The Origins of Power, Prosperity and Poverty: Why Nations Fail
The Origins of Power, Prosperity and Poverty: Why Nations Fail

ISIS: The State of Terror
ISIS: The State of Terror

The United States of Excess: Gluttony and the Dark Side of American Exceptionalism
The United States of Excess: Gluttony and the Dark Side of American Exceptionalism

The Encyclopaedia Judaica Dustica – Physical Copy

Last week, I had to do some research in a group for the last assignment for a course I’m taking this semester called “Jesus the Jew.” We spent the semester studying Jesus in the Jewish context he was born in, including society, government, religion, and politics. We also looked at the gospel narratives and examined what they said about Jesus, who the authors were, how they differed in their views of Jesus and talked about what that means in terms of early Christianity. It was all very fascinating and I’ll probably post some of my research here later, but for now I wanted to share this picture:

IMG_3185

This is a photo of a few volumes of the Encylopaedia Judaica from the City College of New York library. The dust on top was at least a quarter-inch thick. I can’t imagine anyone has opened these things in at least 10 years. The E.J. is available online in full as a free resource because it was originally published around 1916 (I think). The only reason we got physical copies was because we couldn’t connect to the school’s wifi. Not surprising. The school has been getting its internet system upgraded but I’ll probably get my MA before they finish that project.

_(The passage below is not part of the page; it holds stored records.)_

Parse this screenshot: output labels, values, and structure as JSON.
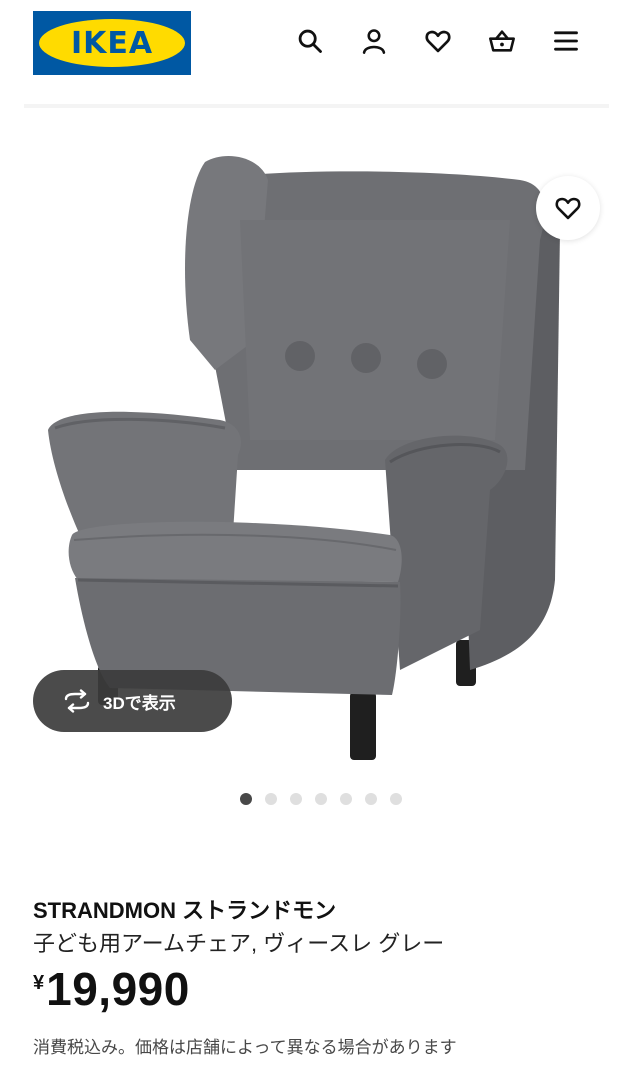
{
  "header": {
    "logo_text": "IKEA",
    "icons": [
      "search-icon",
      "account-icon",
      "heart-icon",
      "basket-icon",
      "menu-icon"
    ]
  },
  "gallery": {
    "view_3d_label": "3Dで表示",
    "total_images": 7,
    "active_image": 1
  },
  "product": {
    "name": "STRANDMON ストランドモン",
    "description": "子ども用アームチェア, ヴィースレ グレー",
    "currency": "¥",
    "price": "19,990",
    "tax_note": "消費税込み。価格は店舗によって異なる場合があります"
  },
  "colors": {
    "ikea_blue": "#0058a3",
    "ikea_yellow": "#ffdb00",
    "chair_gray": "#6e6f73"
  }
}
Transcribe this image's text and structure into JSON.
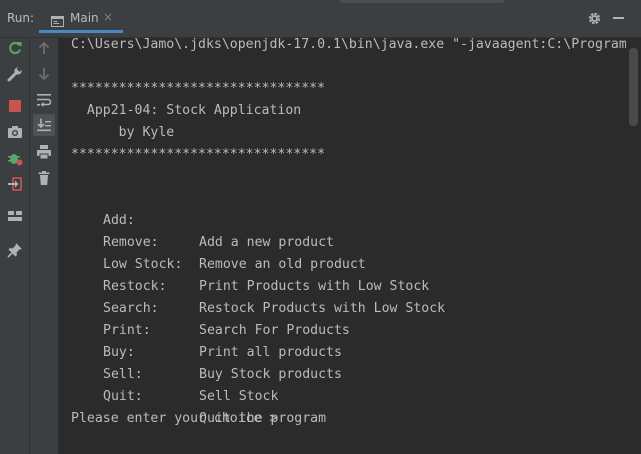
{
  "toolwindow": {
    "run_label": "Run:",
    "tab_label": "Main",
    "tab_close": "×"
  },
  "console": {
    "command_line": "C:\\Users\\Jamo\\.jdks\\openjdk-17.0.1\\bin\\java.exe \"-javaagent:C:\\Program",
    "stars_top": "********************************",
    "app_title": "  App21-04: Stock Application",
    "author": "      by Kyle",
    "stars_bottom": "********************************",
    "menu": [
      {
        "command": "Add:",
        "description": "Add a new product"
      },
      {
        "command": "Remove:",
        "description": "Remove an old product"
      },
      {
        "command": "Low Stock:",
        "description": "Print Products with Low Stock"
      },
      {
        "command": "Restock:",
        "description": "Restock Products with Low Stock"
      },
      {
        "command": "Search:",
        "description": "Search For Products"
      },
      {
        "command": "Print:",
        "description": "Print all products"
      },
      {
        "command": "Buy:",
        "description": "Buy Stock products"
      },
      {
        "command": "Sell:",
        "description": "Sell Stock"
      },
      {
        "command": "Quit:",
        "description": "Quit the program"
      }
    ],
    "prompt": "Please enter your choice >"
  },
  "colors": {
    "console_bg": "#2b2b2b",
    "panel_bg": "#3c3f41",
    "text": "#bbbbbb",
    "rerun_green": "#59a869",
    "stop_red": "#c75450",
    "tab_underline": "#4a88c7"
  },
  "icons": {
    "rerun": "rerun-icon",
    "wrench": "wrench-icon",
    "stop": "stop-icon",
    "camera": "camera-icon",
    "debug": "debug-icon",
    "exit": "exit-icon",
    "layout": "layout-icon",
    "pin": "pin-icon",
    "up": "arrow-up-icon",
    "down": "arrow-down-icon",
    "softwrap": "soft-wrap-icon",
    "scroll_end": "scroll-to-end-icon",
    "print": "print-icon",
    "trash": "trash-icon",
    "settings": "gear-icon",
    "hide": "minimize-icon"
  }
}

The ABCs of Children’s Books Exhibit at the New York Public Library – 42nd Street/5th Ave